A report at this year’s annual meeting of The American Society of Anesthesiologists focused on whether or not onabotulinumtoxinA, often sold under the brand name of Botox, is useful in treating migraine in children. As we know, there are a limited number of treatments that have been properly tested for the under-18 crowd.
The report simply reviewed charts of people ages 8-17 who had received Botox treatment to treat chronic migraine. Patients received 2-3 injections each.
The results were very promising. Compared to pre-treatment, almost 3/4 of the patient’s migraine attacks disappeared. The duration of the attacks also dropped drastically, and the attacks tended to be less severe. Read the study abstract here: A Longitudinal Evaluation of the Effectiveness of BotoxÂ® in Pediatric Patients Experiencing Migraines.
There are at least two significant caveats with this report. First, there is a high “placebo effect” with the younger crowd. It would be helpful to compare onabotulinumtoxinA treatments with similar treatments to see if it’s really a lot better or not. One key here is to see what kinds of side effects could be avoided by using Botox instead of another treatment, such as Topamax.
This was also a very small study, only 9 patients. So when we have a study like this, we basically say,”Ok, that sounds significant. Let’s start up a larger study so we can see if these results are real, or just a blip on the chart.”
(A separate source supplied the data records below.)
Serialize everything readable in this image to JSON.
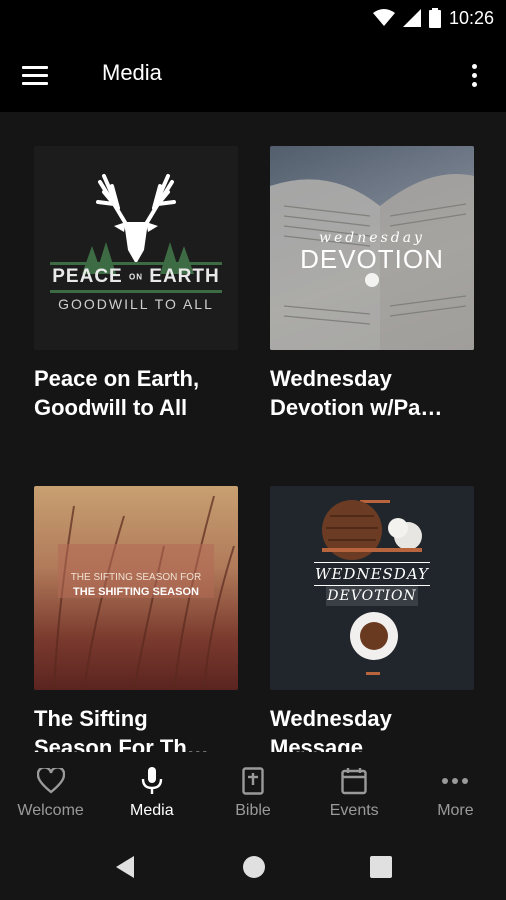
{
  "status_bar": {
    "time": "10:26",
    "icons": [
      "wifi-icon",
      "signal-icon",
      "battery-icon"
    ]
  },
  "app_bar": {
    "title": "Media",
    "menu_icon": "hamburger-menu-icon",
    "overflow_icon": "more-vert-icon"
  },
  "media": {
    "items": [
      {
        "caption": "Peace on Earth, Goodwill to All",
        "thumb_text": {
          "line1": "PEACE",
          "on": "ON",
          "line1b": "EARTH",
          "line2": "GOODWILL TO ALL"
        }
      },
      {
        "caption": "Wednesday Devotion w/Pa…",
        "thumb_text": {
          "script": "wednesday",
          "main": "DEVOTION"
        }
      },
      {
        "caption": "The Sifting Season For Th…",
        "thumb_text": {
          "line1": "THE SIFTING SEASON FOR",
          "line2": "THE SHIFTING SEASON"
        }
      },
      {
        "caption": "Wednesday Message",
        "thumb_text": {
          "line1": "WEDNESDAY",
          "line2": "DEVOTION"
        }
      }
    ]
  },
  "bottom_nav": {
    "items": [
      {
        "label": "Welcome",
        "icon": "heart-icon",
        "active": false
      },
      {
        "label": "Media",
        "icon": "microphone-icon",
        "active": true
      },
      {
        "label": "Bible",
        "icon": "bible-icon",
        "active": false
      },
      {
        "label": "Events",
        "icon": "calendar-icon",
        "active": false
      },
      {
        "label": "More",
        "icon": "more-horiz-icon",
        "active": false
      }
    ]
  },
  "system_nav": {
    "icons": [
      "back-icon",
      "home-icon",
      "recents-icon"
    ]
  },
  "colors": {
    "bar_background": "#000000",
    "page_background": "#151515",
    "nav_inactive": "#9a9a9a",
    "nav_active": "#ffffff",
    "peace_green": "#3d6b43"
  }
}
Even a small study like this should get specialists thinking seriously about using onabotulinumtoxinA for their chronic migraine patients.